Work required >> State only how many lines below include the string "name".

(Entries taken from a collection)
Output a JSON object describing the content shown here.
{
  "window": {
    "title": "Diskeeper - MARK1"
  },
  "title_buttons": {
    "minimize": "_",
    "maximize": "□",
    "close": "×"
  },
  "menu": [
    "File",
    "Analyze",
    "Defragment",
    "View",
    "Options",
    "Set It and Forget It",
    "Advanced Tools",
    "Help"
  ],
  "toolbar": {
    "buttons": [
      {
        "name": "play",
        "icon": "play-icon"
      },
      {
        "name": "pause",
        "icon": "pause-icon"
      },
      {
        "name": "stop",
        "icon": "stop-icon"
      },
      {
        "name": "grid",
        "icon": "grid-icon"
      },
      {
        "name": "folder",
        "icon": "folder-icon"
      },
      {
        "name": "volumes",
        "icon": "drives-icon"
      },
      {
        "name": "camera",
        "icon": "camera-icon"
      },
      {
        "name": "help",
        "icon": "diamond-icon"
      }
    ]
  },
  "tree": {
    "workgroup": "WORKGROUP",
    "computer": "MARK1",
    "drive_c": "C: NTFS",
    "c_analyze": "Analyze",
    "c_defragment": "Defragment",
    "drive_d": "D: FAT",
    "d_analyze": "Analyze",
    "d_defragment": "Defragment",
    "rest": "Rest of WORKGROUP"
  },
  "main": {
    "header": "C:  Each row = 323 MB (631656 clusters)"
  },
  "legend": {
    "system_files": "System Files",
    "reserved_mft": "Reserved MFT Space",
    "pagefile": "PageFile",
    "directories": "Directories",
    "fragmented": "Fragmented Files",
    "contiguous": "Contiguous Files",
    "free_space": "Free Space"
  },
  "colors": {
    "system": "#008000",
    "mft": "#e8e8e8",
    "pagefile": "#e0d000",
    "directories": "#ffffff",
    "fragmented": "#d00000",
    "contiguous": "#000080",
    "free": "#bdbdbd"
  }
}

Result for this exercise >> 8